▶ [EXERCISE GOAL]
Please give the listing again, word for word, with nothing left out.

Segment Open

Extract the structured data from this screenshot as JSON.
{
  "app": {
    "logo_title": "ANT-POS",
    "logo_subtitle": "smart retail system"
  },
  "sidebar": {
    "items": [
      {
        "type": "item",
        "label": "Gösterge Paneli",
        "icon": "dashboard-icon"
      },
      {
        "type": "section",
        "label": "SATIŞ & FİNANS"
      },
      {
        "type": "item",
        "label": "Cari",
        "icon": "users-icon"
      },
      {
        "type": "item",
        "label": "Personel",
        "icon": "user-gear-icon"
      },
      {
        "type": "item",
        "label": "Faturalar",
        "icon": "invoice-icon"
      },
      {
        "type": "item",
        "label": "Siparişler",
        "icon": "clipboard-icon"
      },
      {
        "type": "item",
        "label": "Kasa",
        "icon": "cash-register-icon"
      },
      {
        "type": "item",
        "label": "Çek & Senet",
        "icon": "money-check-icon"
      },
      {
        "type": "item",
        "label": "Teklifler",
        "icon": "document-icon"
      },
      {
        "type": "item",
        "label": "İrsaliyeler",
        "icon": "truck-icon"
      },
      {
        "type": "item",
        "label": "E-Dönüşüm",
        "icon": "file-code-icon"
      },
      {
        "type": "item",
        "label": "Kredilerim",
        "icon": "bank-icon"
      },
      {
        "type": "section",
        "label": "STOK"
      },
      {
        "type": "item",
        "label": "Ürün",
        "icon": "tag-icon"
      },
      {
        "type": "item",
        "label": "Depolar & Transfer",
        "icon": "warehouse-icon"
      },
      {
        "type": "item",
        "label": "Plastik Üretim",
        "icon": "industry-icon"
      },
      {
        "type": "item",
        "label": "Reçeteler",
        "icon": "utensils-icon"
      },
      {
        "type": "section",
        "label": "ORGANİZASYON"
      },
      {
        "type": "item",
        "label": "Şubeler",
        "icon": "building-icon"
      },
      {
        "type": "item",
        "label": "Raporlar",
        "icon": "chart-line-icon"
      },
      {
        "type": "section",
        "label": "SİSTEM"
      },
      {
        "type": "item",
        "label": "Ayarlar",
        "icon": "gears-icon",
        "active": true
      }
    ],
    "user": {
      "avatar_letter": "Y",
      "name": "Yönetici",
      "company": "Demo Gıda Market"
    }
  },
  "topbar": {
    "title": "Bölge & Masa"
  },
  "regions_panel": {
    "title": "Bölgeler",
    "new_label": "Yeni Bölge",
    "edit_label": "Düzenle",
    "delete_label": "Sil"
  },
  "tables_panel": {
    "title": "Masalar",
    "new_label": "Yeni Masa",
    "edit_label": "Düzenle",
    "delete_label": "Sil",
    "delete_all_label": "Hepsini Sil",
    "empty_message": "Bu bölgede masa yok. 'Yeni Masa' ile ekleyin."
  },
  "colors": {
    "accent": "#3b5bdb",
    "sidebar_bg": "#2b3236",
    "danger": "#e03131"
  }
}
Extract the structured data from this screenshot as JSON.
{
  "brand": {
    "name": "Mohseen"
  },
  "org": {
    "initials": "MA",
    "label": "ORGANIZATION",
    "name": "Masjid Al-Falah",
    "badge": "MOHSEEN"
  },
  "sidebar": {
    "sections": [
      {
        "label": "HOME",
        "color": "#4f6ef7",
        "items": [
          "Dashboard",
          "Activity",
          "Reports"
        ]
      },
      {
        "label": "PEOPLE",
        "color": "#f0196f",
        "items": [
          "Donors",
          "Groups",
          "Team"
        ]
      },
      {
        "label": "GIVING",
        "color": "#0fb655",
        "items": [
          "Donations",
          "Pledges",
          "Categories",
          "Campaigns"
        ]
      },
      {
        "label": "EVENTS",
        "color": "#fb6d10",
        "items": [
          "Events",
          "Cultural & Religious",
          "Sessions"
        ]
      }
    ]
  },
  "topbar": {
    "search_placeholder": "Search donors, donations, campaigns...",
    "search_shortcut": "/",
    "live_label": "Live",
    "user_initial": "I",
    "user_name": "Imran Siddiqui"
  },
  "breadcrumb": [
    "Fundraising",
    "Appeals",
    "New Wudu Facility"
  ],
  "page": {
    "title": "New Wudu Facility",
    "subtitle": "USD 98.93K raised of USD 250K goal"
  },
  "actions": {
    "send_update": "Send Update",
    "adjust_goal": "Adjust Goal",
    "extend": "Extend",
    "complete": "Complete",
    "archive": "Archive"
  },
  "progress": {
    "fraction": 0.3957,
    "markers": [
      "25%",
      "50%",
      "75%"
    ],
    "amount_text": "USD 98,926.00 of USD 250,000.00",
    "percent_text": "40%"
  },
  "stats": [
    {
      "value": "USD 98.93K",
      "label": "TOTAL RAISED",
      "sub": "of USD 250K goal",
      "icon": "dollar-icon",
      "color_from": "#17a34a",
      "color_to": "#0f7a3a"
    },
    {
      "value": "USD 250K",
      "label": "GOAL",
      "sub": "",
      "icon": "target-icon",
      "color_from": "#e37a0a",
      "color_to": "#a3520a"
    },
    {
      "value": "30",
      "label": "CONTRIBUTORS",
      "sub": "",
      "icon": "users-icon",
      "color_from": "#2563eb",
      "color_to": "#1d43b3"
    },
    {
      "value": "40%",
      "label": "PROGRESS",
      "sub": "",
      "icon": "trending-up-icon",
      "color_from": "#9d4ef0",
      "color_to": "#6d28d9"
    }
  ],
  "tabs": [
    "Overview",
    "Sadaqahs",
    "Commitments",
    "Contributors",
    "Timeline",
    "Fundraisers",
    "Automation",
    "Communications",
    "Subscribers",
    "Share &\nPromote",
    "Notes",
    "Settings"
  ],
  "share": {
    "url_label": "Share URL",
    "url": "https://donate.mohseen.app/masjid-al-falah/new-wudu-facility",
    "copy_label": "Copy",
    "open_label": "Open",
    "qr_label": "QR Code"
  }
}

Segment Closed

▶ [WRITTEN RESPONSE]
Extract the structured data from this screenshot as JSON.
{
  "app": {
    "logo_title": "ANT-POS",
    "logo_subtitle": "smart retail system"
  },
  "sidebar": {
    "items": [
      {
        "type": "item",
        "label": "Gösterge Paneli",
        "icon": "dashboard-icon"
      },
      {
        "type": "section",
        "label": "SATIŞ & FİNANS"
      },
      {
        "type": "item",
        "label": "Cari",
        "icon": "users-icon"
      },
      {
        "type": "item",
        "label": "Personel",
        "icon": "user-gear-icon"
      },
      {
        "type": "item",
        "label": "Faturalar",
        "icon": "invoice-icon"
      },
      {
        "type": "item",
        "label": "Siparişler",
        "icon": "clipboard-icon"
      },
      {
        "type": "item",
        "label": "Kasa",
        "icon": "cash-register-icon"
      },
      {
        "type": "item",
        "label": "Çek & Senet",
        "icon": "money-check-icon"
      },
      {
        "type": "item",
        "label": "Teklifler",
        "icon": "document-icon"
      },
      {
        "type": "item",
        "label": "İrsaliyeler",
        "icon": "truck-icon"
      },
      {
        "type": "item",
        "label": "E-Dönüşüm",
        "icon": "file-code-icon"
      },
      {
        "type": "item",
        "label": "Kredilerim",
        "icon": "bank-icon"
      },
      {
        "type": "section",
        "label": "STOK"
      },
      {
        "type": "item",
        "label": "Ürün",
        "icon": "tag-icon"
      },
      {
        "type": "item",
        "label": "Depolar & Transfer",
        "icon": "warehouse-icon"
      },
      {
        "type": "item",
        "label": "Plastik Üretim",
        "icon": "industry-icon"
      },
      {
        "type": "item",
        "label": "Reçeteler",
        "icon": "utensils-icon"
      },
      {
        "type": "section",
        "label": "ORGANİZASYON"
      },
      {
        "type": "item",
        "label": "Şubeler",
        "icon": "building-icon"
      },
      {
        "type": "item",
        "label": "Raporlar",
        "icon": "chart-line-icon"
      },
      {
        "type": "section",
        "label": "SİSTEM"
      },
      {
        "type": "item",
        "label": "Ayarlar",
        "icon": "gears-icon",
        "active": true
      }
    ],
    "user": {
      "avatar_letter": "Y",
      "name": "Yönetici",
      "company": "Demo Gıda Market"
    }
  },
  "topbar": {
    "title": "Bölge & Masa"
  },
  "regions_panel": {
    "title": "Bölgeler",
    "new_label": "Yeni Bölge",
    "edit_label": "Düzenle",
    "delete_label": "Sil"
  },
  "tables_panel": {
    "title": "Masalar",
    "new_label": "Yeni Masa",
    "edit_label": "Düzenle",
    "delete_label": "Sil",
    "delete_all_label": "Hepsini Sil",
    "empty_message": "Bu bölgede masa yok. 'Yeni Masa' ile ekleyin."
  },
  "colors": {
    "accent": "#3b5bdb",
    "sidebar_bg": "#2b3236",
    "danger": "#e03131"
  }
}
Extract the structured data from this screenshot as JSON.
{
  "brand": {
    "name": "Mohseen"
  },
  "org": {
    "initials": "MA",
    "label": "ORGANIZATION",
    "name": "Masjid Al-Falah",
    "badge": "MOHSEEN"
  },
  "sidebar": {
    "sections": [
      {
        "label": "HOME",
        "color": "#4f6ef7",
        "items": [
          "Dashboard",
          "Activity",
          "Reports"
        ]
      },
      {
        "label": "PEOPLE",
        "color": "#f0196f",
        "items": [
          "Donors",
          "Groups",
          "Team"
        ]
      },
      {
        "label": "GIVING",
        "color": "#0fb655",
        "items": [
          "Donations",
          "Pledges",
          "Categories",
          "Campaigns"
        ]
      },
      {
        "label": "EVENTS",
        "color": "#fb6d10",
        "items": [
          "Events",
          "Cultural & Religious",
          "Sessions"
        ]
      }
    ]
  },
  "topbar": {
    "search_placeholder": "Search donors, donations, campaigns...",
    "search_shortcut": "/",
    "live_label": "Live",
    "user_initial": "I",
    "user_name": "Imran Siddiqui"
  },
  "breadcrumb": [
    "Fundraising",
    "Appeals",
    "New Wudu Facility"
  ],
  "page": {
    "title": "New Wudu Facility",
    "subtitle": "USD 98.93K raised of USD 250K goal"
  },
  "actions": {
    "send_update": "Send Update",
    "adjust_goal": "Adjust Goal",
    "extend": "Extend",
    "complete": "Complete",
    "archive": "Archive"
  },
  "progress": {
    "fraction": 0.3957,
    "markers": [
      "25%",
      "50%",
      "75%"
    ],
    "amount_text": "USD 98,926.00 of USD 250,000.00",
    "percent_text": "40%"
  },
  "stats": [
    {
      "value": "USD 98.93K",
      "label": "TOTAL RAISED",
      "sub": "of USD 250K goal",
      "icon": "dollar-icon",
      "color_from": "#17a34a",
      "color_to": "#0f7a3a"
    },
    {
      "value": "USD 250K",
      "label": "GOAL",
      "sub": "",
      "icon": "target-icon",
      "color_from": "#e37a0a",
      "color_to": "#a3520a"
    },
    {
      "value": "30",
      "label": "CONTRIBUTORS",
      "sub": "",
      "icon": "users-icon",
      "color_from": "#2563eb",
      "color_to": "#1d43b3"
    },
    {
      "value": "40%",
      "label": "PROGRESS",
      "sub": "",
      "icon": "trending-up-icon",
      "color_from": "#9d4ef0",
      "color_to": "#6d28d9"
    }
  ],
  "tabs": [
    "Overview",
    "Sadaqahs",
    "Commitments",
    "Contributors",
    "Timeline",
    "Fundraisers",
    "Automation",
    "Communications",
    "Subscribers",
    "Share &\nPromote",
    "Notes",
    "Settings"
  ],
  "share": {
    "url_label": "Share URL",
    "url": "https://donate.mohseen.app/masjid-al-falah/new-wudu-facility",
    "copy_label": "Copy",
    "open_label": "Open",
    "qr_label": "QR Code"
  }
}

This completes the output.